* **EXERCISE DIRECTIONS**
Your answer should consist of every line in the records that holds "Case".

App and web page records
******
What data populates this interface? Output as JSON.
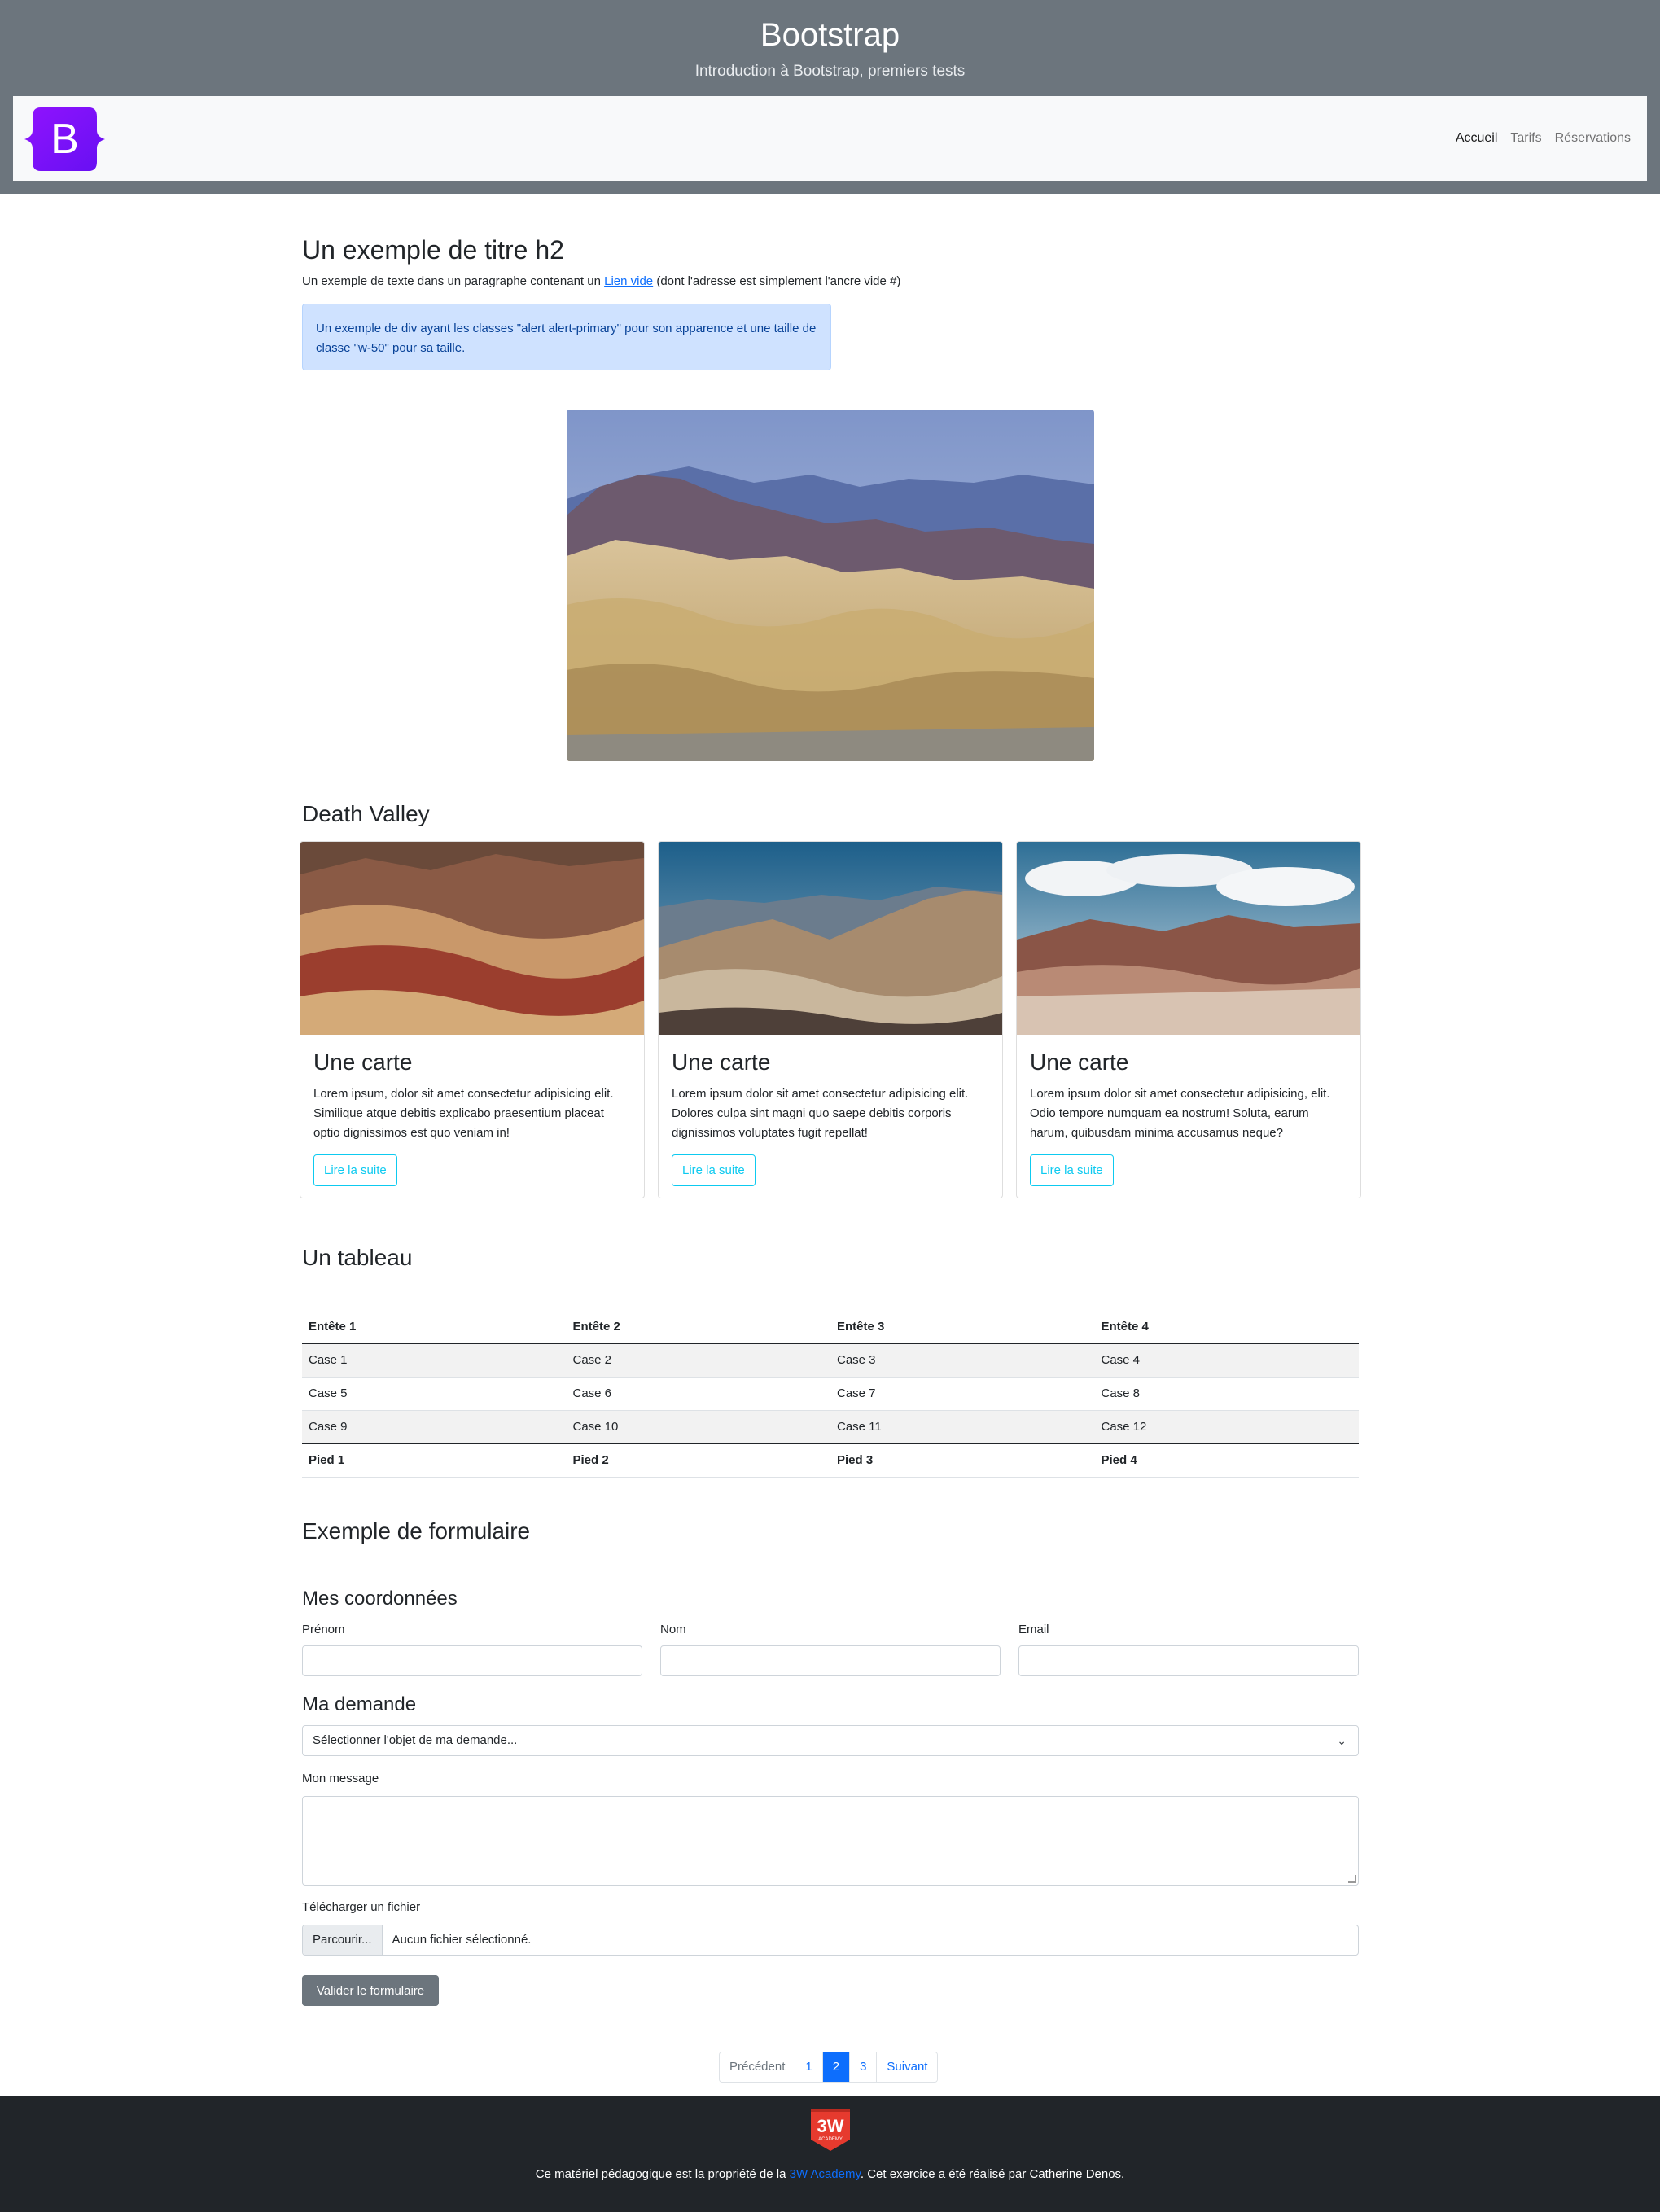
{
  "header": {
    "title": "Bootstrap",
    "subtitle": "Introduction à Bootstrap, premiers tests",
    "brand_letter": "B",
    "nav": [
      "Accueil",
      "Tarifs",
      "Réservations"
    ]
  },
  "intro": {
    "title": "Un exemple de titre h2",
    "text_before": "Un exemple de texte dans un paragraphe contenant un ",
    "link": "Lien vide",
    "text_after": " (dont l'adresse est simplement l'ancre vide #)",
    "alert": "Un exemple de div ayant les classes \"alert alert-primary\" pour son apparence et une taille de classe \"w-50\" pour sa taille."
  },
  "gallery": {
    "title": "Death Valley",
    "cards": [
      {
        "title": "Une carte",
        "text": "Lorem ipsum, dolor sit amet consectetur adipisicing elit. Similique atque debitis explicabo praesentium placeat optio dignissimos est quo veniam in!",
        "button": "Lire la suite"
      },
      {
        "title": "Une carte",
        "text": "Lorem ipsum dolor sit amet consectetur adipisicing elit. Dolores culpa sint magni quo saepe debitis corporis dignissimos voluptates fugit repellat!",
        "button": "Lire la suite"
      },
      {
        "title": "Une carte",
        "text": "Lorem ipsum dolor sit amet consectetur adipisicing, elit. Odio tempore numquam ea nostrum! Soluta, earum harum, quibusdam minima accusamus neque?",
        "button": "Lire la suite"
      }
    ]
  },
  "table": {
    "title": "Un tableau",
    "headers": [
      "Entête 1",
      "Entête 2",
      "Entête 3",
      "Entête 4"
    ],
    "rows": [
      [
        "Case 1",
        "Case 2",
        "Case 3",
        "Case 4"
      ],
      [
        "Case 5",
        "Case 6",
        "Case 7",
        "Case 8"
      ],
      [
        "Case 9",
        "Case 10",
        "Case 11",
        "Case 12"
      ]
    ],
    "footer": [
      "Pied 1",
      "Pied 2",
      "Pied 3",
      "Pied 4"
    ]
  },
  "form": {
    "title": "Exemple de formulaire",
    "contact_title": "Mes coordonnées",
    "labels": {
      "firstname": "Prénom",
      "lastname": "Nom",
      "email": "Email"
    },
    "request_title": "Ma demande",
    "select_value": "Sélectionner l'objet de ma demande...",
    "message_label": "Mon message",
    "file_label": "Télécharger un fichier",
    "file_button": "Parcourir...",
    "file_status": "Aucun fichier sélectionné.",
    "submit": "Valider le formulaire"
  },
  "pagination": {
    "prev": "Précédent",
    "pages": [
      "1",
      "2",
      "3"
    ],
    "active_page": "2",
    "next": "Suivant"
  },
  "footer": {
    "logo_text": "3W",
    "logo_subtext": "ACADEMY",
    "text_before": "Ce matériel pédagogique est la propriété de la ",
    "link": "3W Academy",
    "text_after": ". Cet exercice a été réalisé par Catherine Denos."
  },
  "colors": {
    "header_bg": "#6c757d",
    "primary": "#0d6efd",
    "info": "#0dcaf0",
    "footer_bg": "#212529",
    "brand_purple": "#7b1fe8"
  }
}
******
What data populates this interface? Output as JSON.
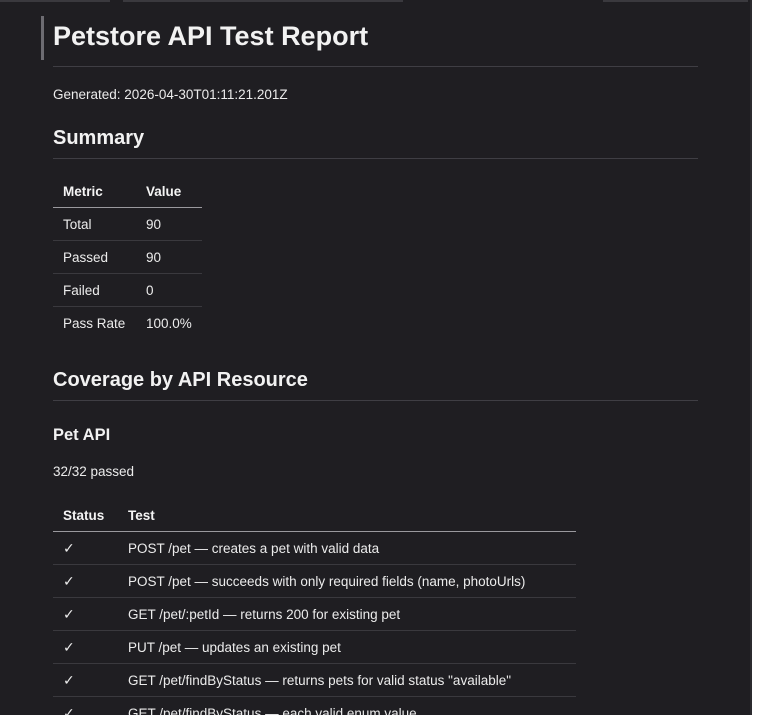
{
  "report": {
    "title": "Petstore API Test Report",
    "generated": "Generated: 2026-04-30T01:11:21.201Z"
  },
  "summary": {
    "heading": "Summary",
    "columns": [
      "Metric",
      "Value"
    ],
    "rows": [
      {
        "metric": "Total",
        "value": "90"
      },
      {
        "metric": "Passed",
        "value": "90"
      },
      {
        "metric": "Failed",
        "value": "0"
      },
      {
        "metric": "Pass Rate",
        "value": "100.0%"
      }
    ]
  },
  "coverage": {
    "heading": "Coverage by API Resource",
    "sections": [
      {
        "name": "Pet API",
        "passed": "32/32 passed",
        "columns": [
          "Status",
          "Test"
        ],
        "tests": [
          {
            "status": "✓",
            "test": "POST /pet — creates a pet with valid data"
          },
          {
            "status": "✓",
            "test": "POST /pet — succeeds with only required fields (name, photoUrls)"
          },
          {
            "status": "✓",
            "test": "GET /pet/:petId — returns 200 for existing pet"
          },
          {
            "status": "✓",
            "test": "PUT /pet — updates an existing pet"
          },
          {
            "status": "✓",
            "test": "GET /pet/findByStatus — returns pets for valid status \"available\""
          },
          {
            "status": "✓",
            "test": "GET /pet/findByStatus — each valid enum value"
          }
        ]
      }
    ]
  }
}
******
* **EXPECTED OUTPUT**
        "Case 1",
        "Case 2",
        "Case 3",
        "Case 4"
        "Case 5",
        "Case 6",
        "Case 7",
        "Case 8"
        "Case 9",
        "Case 10",
        "Case 11",
        "Case 12"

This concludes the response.